By October 25, 2021June 13th, 20232 Comments
A woman stands next to a home cistern to show it's scale - it's almost as tall as she is

As the days get shorter and we anticipate more rain in our forecast, we are celebrating a timely milestone—we just mailed our 1,000th RainWise rebate check in one of the eligible combined sewer overflow basins!

Our utility strives to prevent pollution from entering our local waterways, and one way we are doing this is through the RainWise program. RainWise provides rebates to eligible private property owners that install rain gardens and/or stormwater cisterns. RainWise rebate checks are paid out to these property owners because they are installing green stormwater infrastructure systems at their homes, businesses, schools, and other community gathering spaces and capturing rooftop rainwater runoff on-site rather than sending it directly to the sewer. RainWise is offered in neighborhoods that are part of the combined sewer system where stormwater pipes and sewer pipes connect to larger pipes heading to the treatment plant. During heavy rains the increase in stormwater overwhelms the pipes and cause the system to overflow into the nearest body of water.

With 1,000 RainWise installations in King County controlled basins, a lot of the stormwater that would have entered our regional sewer system is now being captured and slowed down by cisterns or soaking back into the ground after being diverted to a rain garden.

We want to thank all of our RainWise property owners who are part of this solution for managing rainwater runoff as we celebrate this milestone. This collective effort manages the rain that falls on 1.24 million square feet of roof area, almost 29 acres, in King County neighborhoods subject to combined sewer overflows.

And that is only in King County basins! RainWise is a joint program offered by both King County and Seattle Public Utilities (SPU). Both utilities are responsible for different combined sewer overflow basins. SPU started the program in 2010 and we joined them in 2013. Together, the program now captures runoff from over 2.85 million square feet of impervious surface, over 65 acres. This results in over 29 million gallons of rainwater runoff kept out of the sewer system annually.

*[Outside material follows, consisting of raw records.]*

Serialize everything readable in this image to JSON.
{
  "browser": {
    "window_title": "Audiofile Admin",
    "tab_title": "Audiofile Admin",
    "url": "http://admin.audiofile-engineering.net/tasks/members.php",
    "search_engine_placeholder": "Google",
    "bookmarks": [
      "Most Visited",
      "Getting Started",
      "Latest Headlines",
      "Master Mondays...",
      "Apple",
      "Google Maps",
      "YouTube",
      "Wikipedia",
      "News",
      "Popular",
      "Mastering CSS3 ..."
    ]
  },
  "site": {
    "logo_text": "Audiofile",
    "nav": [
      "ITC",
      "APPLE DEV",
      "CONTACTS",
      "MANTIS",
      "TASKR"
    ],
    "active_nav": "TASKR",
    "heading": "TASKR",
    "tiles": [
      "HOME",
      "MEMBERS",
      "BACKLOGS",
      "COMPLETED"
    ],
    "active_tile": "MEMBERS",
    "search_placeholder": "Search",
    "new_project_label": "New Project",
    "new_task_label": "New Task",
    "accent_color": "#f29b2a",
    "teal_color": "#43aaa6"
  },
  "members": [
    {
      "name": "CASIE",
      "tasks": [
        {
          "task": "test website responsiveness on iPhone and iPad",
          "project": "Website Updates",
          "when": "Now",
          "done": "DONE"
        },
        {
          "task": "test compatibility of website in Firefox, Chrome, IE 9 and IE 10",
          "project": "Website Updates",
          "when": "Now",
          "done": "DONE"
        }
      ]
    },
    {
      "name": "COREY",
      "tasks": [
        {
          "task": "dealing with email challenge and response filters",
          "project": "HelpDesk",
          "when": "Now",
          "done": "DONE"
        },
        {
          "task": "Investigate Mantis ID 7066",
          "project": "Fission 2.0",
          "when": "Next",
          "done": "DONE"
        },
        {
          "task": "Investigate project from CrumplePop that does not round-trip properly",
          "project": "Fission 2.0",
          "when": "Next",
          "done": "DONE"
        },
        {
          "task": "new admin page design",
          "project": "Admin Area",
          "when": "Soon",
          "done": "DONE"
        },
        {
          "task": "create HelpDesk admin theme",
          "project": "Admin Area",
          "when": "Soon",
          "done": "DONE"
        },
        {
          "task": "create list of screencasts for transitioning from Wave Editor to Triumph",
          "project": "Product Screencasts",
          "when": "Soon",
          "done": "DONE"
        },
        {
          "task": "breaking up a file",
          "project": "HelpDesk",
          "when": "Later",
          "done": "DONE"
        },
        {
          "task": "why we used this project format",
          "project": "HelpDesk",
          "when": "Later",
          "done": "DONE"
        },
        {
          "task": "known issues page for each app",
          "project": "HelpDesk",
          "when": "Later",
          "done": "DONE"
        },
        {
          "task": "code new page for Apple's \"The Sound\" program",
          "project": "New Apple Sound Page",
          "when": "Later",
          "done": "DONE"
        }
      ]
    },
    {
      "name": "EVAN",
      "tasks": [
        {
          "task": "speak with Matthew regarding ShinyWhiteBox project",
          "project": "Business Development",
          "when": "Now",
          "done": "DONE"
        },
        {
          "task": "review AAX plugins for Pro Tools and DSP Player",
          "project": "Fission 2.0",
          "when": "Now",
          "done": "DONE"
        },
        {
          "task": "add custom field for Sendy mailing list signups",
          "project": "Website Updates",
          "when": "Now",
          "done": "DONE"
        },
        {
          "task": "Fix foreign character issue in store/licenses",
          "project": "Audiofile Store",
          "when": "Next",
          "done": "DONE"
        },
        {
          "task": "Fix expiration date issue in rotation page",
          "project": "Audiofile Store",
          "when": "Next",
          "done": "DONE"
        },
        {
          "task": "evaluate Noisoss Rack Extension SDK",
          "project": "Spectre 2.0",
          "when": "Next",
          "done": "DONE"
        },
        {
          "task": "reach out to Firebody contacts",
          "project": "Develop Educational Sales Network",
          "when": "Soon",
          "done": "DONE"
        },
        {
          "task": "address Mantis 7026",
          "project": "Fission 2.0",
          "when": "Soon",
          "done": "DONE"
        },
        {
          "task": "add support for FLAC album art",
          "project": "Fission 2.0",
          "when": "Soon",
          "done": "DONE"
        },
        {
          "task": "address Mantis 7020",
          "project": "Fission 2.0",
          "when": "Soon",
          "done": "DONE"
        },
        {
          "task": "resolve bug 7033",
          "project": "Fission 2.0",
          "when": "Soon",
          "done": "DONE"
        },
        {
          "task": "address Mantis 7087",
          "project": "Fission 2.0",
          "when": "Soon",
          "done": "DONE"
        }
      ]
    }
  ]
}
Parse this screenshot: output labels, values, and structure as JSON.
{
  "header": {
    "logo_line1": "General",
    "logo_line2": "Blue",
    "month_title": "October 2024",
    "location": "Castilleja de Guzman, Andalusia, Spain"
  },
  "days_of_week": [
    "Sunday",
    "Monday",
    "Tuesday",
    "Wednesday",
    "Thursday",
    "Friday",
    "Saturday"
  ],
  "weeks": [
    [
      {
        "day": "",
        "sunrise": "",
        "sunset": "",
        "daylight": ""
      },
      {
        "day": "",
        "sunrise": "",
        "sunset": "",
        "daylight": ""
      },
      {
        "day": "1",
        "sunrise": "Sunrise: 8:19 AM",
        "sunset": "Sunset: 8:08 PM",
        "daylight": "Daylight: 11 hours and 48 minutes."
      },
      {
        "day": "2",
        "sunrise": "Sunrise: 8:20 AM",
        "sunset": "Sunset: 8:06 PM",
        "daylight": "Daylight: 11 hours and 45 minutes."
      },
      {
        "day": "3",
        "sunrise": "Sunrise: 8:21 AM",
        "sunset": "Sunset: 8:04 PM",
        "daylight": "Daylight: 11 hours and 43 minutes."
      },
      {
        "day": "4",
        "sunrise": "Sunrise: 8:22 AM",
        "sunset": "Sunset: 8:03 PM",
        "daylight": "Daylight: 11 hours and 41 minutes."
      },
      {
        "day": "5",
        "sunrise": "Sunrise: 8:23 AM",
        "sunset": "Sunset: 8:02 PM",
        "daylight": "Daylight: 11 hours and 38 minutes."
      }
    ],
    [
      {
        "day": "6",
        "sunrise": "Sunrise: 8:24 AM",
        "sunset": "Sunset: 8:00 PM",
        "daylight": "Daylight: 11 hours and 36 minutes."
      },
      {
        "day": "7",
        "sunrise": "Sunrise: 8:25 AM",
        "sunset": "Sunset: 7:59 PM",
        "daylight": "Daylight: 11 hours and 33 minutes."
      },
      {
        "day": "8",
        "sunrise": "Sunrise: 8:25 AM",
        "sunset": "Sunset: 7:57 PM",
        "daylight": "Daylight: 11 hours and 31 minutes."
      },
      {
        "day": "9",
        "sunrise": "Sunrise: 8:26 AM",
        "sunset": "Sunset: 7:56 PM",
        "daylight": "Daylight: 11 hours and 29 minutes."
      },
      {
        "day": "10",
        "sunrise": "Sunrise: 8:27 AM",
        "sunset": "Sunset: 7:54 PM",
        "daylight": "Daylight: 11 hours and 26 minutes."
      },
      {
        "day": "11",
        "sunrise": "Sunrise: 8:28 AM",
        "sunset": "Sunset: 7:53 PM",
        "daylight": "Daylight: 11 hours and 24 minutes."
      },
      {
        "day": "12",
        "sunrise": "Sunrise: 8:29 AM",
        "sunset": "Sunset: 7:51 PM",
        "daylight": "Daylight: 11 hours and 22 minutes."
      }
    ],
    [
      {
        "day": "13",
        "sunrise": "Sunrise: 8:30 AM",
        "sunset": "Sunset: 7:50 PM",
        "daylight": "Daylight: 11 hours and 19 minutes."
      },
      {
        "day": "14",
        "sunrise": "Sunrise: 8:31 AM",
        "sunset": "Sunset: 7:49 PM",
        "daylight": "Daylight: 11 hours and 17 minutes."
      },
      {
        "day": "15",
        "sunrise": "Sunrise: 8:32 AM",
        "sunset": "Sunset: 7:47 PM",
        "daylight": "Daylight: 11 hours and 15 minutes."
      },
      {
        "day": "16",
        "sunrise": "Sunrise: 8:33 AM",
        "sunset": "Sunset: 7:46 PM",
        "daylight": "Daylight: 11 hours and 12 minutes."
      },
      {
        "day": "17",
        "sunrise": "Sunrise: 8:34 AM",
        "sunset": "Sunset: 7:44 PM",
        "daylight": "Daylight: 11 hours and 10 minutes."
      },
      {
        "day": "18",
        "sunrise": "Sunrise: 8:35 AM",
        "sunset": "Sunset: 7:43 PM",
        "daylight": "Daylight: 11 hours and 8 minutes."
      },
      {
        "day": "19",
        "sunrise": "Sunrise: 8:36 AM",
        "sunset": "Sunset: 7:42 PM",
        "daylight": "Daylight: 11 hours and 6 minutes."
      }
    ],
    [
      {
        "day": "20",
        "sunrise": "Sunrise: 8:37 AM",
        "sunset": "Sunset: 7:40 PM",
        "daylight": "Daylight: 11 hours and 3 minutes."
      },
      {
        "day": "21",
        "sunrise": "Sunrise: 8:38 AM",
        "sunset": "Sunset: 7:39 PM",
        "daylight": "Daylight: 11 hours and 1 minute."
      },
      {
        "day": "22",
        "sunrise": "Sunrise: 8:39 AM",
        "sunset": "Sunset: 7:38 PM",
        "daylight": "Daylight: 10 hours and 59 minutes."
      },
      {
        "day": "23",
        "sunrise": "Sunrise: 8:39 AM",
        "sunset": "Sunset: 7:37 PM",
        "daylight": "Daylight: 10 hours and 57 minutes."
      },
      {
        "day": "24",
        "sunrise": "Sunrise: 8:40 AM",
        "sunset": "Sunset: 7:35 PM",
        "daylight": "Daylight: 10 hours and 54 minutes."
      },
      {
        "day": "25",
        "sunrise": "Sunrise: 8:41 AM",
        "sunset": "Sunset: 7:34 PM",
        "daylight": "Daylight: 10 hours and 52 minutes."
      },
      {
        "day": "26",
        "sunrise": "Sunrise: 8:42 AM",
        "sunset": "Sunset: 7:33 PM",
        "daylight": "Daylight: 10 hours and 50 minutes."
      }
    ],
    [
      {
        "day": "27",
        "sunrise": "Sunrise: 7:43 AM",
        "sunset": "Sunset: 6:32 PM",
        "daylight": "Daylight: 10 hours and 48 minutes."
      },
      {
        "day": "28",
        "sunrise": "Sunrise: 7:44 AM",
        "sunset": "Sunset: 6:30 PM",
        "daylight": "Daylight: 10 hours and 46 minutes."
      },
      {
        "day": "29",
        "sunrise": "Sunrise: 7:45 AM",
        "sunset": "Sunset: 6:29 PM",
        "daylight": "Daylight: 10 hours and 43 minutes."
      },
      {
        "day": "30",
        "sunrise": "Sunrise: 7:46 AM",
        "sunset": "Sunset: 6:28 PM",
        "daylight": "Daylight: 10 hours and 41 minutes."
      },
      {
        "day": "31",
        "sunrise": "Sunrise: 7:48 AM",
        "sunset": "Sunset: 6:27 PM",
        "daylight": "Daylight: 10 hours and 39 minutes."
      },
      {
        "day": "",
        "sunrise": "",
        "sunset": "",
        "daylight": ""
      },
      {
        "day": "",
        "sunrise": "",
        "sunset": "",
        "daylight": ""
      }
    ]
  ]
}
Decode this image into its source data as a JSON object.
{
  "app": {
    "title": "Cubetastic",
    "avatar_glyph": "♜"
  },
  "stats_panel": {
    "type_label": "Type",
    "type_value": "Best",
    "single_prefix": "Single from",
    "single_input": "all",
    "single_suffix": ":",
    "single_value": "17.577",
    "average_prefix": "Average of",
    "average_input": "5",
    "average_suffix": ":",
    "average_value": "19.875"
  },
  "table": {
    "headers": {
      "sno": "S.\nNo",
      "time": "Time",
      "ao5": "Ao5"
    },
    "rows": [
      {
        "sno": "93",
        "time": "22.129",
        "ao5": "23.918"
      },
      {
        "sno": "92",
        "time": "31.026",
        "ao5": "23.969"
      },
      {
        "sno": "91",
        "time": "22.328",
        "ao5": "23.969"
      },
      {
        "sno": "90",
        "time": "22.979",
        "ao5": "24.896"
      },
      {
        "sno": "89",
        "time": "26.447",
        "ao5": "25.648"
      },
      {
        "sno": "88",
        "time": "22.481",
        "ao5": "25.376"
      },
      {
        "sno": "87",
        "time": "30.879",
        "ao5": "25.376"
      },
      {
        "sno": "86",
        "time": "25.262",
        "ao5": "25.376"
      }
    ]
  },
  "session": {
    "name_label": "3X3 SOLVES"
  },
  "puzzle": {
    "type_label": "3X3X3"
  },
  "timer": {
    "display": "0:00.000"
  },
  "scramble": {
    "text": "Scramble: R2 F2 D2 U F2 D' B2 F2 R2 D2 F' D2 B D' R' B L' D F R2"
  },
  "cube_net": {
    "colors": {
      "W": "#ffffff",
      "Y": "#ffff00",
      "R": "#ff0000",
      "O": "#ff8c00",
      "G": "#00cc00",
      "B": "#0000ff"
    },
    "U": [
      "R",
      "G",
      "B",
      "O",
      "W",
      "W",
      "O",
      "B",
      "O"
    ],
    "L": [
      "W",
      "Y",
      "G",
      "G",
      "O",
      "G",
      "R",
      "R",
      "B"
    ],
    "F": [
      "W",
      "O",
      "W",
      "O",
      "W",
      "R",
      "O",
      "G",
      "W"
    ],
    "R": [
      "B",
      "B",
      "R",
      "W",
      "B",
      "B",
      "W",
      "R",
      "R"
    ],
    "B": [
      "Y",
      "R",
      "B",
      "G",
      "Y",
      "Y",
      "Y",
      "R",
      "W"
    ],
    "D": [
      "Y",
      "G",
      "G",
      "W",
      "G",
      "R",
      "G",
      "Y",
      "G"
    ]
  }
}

The RainWise program is just one part of both utilities’ strategies to reduce the number of combined sewer overflows. Reducing the amount of stormwater runoff into Seattle’s sewer system has only grown in importance as local populations and impervious surfaces, like rooftops, parking lots, and roads, continue to increase. Because these overflows include polluted runoff and sewage, they pose a risk to public health and the environment.

“RainWise proved to be a great solution to our landscape challenges while simultaneously helping regional storm water problems.”

  – Dave Kregenow, RainWise homeowner & recipient of 1,000th King County rebate

RainWise rain gardens and cisterns do more than reduce overflows in the sewer system. They also provide amenities for property owners and landscapes. They can help control drainage issues, provide nature and beauty for people and pollinators, and cisterns can provide a source of summer water when not needed for stormwater control.

Think you may live in an eligible neighborhood an interested in becoming a part of the solution? Visit to find out if the home you own or rent qualifies, watch webinars, upcoming webinars, learn more about the program’s environmental benefits, and discover how to participate in “contractor matchmaking” process that connects homeowners with contractors available to start your RainWise project!